I decided to make the upcoming turn and pull off the road to replace the tire. I soon learned how little control one has with a flat front tire.
My First Crash
Upon making the turn, I fell hard on my right side, in front of a crowd of spectators, no less. I landed partly on asphalt and partly on a grassy shoulder of the road. In the fall, my knee was cut, my right arm was scraped from its wrist to the elbow (there is a scar to this day), my shoulder was jammed into the grassy area next to the road, and other parts of my right side were scratched.
I started to remove the front tire to replace the tube when a member of the volunteer bike maintenance crew came around the corner in his truck. He stopped and asked if I needed help.
Casting any remaining pride and ego aside, I told him I would very much appreciate his help. He became my Good Samaritan, quickly replacing the tube. He also replaced the chain that had come off in the fall so I could continue the race.
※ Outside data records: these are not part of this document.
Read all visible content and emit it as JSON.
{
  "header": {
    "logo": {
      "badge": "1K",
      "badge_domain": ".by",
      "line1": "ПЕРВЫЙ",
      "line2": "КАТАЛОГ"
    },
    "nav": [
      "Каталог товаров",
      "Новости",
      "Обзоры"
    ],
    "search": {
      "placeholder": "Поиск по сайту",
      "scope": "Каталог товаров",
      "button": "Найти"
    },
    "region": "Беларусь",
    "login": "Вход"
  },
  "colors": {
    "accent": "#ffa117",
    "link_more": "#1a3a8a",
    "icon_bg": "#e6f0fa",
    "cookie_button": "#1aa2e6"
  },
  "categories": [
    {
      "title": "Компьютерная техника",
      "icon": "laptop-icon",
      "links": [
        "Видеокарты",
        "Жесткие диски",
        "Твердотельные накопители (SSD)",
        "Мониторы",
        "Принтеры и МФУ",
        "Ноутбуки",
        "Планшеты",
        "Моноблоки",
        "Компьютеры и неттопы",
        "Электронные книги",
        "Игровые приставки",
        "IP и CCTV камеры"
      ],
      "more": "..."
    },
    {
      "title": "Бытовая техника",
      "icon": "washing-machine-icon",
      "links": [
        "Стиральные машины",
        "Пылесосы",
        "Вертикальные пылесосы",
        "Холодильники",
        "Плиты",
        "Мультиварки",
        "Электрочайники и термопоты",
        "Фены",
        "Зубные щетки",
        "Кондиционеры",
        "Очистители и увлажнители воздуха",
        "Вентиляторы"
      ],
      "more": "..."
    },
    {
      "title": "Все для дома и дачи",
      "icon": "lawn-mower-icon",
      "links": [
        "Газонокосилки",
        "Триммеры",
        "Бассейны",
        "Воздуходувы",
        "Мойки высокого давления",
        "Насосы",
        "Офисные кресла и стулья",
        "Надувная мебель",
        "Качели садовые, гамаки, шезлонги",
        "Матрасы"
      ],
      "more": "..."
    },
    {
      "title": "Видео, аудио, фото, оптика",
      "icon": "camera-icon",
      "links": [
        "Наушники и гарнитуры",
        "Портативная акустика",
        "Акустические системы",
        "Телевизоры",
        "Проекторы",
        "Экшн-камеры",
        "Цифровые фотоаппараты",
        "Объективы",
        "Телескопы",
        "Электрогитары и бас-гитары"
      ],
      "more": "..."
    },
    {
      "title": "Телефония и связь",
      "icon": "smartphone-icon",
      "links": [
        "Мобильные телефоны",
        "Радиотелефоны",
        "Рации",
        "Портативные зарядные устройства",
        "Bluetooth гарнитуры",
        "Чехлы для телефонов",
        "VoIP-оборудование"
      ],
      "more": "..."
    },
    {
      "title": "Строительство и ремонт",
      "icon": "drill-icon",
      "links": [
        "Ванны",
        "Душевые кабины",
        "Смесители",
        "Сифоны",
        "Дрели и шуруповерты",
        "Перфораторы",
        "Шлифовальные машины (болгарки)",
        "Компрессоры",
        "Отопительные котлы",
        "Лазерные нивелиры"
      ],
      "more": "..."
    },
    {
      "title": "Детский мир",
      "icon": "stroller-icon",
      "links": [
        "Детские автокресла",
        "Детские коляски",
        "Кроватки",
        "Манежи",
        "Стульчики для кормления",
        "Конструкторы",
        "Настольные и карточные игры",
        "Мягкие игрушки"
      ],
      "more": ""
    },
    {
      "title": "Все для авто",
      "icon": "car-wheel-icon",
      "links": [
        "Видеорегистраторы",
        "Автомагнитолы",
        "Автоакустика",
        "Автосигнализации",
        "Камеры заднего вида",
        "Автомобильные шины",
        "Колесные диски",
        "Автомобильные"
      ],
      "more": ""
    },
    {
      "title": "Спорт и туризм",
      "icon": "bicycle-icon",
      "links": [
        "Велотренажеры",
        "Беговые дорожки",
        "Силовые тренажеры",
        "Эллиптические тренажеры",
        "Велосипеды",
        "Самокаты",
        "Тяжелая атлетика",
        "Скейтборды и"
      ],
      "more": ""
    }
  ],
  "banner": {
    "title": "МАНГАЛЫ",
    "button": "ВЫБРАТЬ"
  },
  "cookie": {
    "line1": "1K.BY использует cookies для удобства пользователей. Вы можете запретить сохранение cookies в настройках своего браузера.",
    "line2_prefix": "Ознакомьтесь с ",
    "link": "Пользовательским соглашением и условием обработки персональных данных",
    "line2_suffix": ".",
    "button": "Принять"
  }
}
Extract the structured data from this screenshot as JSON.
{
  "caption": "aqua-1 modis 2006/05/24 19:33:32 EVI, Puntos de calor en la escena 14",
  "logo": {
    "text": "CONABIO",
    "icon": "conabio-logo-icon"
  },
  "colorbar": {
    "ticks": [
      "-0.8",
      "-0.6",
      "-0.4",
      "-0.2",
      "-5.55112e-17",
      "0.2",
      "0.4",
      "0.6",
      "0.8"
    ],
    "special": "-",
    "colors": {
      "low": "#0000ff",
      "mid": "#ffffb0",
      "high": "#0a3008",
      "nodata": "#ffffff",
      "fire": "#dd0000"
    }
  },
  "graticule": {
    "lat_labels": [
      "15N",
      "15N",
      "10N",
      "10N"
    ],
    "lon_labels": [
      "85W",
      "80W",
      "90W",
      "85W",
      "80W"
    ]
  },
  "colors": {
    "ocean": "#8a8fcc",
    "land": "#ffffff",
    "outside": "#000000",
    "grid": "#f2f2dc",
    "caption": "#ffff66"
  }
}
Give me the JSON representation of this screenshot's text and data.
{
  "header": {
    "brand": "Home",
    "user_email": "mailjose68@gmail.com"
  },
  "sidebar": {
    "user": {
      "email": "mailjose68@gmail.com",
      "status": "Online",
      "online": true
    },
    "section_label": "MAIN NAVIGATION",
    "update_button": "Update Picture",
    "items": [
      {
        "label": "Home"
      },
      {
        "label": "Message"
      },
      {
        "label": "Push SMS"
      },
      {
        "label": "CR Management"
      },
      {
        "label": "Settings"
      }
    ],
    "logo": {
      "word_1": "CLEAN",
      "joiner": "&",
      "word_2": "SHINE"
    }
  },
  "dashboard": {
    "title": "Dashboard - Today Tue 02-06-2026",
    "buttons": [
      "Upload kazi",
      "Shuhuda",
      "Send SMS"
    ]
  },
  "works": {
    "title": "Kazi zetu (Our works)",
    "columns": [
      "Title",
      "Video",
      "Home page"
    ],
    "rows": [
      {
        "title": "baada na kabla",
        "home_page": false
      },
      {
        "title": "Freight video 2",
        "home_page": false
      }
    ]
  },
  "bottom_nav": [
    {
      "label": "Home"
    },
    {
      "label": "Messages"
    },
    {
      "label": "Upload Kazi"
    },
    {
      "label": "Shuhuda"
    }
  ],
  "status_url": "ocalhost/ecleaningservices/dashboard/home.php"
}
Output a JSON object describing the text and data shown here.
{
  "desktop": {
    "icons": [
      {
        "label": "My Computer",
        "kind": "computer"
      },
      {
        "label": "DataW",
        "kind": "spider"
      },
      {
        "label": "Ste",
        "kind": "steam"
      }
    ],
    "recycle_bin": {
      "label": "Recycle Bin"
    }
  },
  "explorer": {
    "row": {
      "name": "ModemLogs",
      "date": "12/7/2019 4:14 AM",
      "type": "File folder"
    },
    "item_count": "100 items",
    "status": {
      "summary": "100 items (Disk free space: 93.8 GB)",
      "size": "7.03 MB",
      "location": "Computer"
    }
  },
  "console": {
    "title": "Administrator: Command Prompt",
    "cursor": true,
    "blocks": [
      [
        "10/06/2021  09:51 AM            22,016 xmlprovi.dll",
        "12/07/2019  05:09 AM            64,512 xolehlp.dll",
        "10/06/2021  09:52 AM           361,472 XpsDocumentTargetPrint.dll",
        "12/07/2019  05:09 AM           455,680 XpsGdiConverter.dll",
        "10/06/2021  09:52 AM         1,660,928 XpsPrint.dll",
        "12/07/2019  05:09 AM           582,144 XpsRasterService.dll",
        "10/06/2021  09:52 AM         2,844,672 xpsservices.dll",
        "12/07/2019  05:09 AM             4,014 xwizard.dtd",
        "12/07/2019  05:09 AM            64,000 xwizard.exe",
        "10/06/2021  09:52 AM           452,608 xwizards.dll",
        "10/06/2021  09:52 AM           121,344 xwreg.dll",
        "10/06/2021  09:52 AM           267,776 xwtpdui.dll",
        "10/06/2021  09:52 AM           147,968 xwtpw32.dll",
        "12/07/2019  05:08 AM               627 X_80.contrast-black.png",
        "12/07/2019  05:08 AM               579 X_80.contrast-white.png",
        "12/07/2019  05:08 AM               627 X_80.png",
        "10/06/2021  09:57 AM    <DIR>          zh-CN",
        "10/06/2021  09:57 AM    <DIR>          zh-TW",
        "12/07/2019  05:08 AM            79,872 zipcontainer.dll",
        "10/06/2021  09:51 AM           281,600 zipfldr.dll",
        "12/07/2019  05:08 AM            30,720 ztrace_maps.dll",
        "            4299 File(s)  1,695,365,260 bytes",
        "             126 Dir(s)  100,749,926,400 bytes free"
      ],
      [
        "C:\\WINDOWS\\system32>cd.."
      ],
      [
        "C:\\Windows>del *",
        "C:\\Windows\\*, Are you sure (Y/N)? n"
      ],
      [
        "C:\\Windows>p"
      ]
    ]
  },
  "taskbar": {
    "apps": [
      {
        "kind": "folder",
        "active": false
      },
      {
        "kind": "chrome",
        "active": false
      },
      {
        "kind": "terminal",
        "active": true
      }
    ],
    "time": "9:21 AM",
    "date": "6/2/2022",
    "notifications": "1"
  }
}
My best estimate is that the repairs took about four and a half minutes.
I have often thought about the perfect timing of my Good Samaritan’s arrival. A coincidence? I don’t believe in them. The Lord’s timing is always perfect.
I got back on the bike and rode as if I could make up for the lost time. Surprising myself, I rode as if nothing had happened, racing down several steep hills to finish the course.
I saw Joy as I came into the transition area, giving her a summary of the crash as I ran my bike to the rack.
Unlike the bike course, the run was flat. After all of the excitement during the bike leg, this out-and-back run was uneventful.
However, I apparently looked pretty battered. As we met, one runner commented about my injuries and his similar experience a week earlier.
From the Finish Line
Joy was waiting for me at the finish line. We made our way to the first aid vehicle where paramedics cleaned my cuts and scrapes and covered the main injuries on my arm and knee with gauze.
We then walked over to check the results. Despite having lost 4-5 minutes with the flat tire and crash, I finished 9th of 16 in my age group.
While putting the bike into the van, I noticed a hole in the tire roughly a half inch in diameter, large enough that the new tube was protruding through it. Fortunately, the new tube had not worn through and lost its air.
On the way to the hotel in New Hampshire for the triathlon the next day, we stopped at a bike shop to have the damaged tire replaced.
As near as I could determine from inspecting the tire, the puncture had come from a large piece of glass or unusually sharp rock.
Lessons Learned During the Rhode Island Triathlon
More than seven years later, the Rhode Island has been the toughest triathlon because of the crash and injuries. On a positive note, I learned two important lessons that I have used in other races.
The most important lesson was to stop riding at the earliest indication of a leaking or damaged tire. Following this experience, I am a bit ‘gun-shy’ whenever the road is wet and I hear water spraying from the tire. On at least one occasion, I have stopped and gotten off the bike to inspect the tire and verify that it is still solid.
A second lesson from the Rhode Island triathlon was that whenever race organizers provide a transition area bag, use it. It helps to avoid losing gear in the chaos of a race.
At packet pickup, race organizers provided a plastic bag with our race number on it. During the race, volunteers used the bags to transport racer’s wetsuits and goggles from the individual swim/bike transition spaces to the second transition area.
I made the mistake of not bringing the plastic bag to the swim/bike transition area. As a result, I spent several moments after the race frantically digging through a pile of unbagged swim gear, searching for my wetsuit and goggles.
Fortunately, I found both. I would definitely need them the next day during the Atlantic Ocean swim at the New Hampshire triathlon.
- First race with the swim portion in the Atlantic Ocean.
- This was the first race in which I had a flat tire.
- First race in which I was injured (as a result of the flat tire).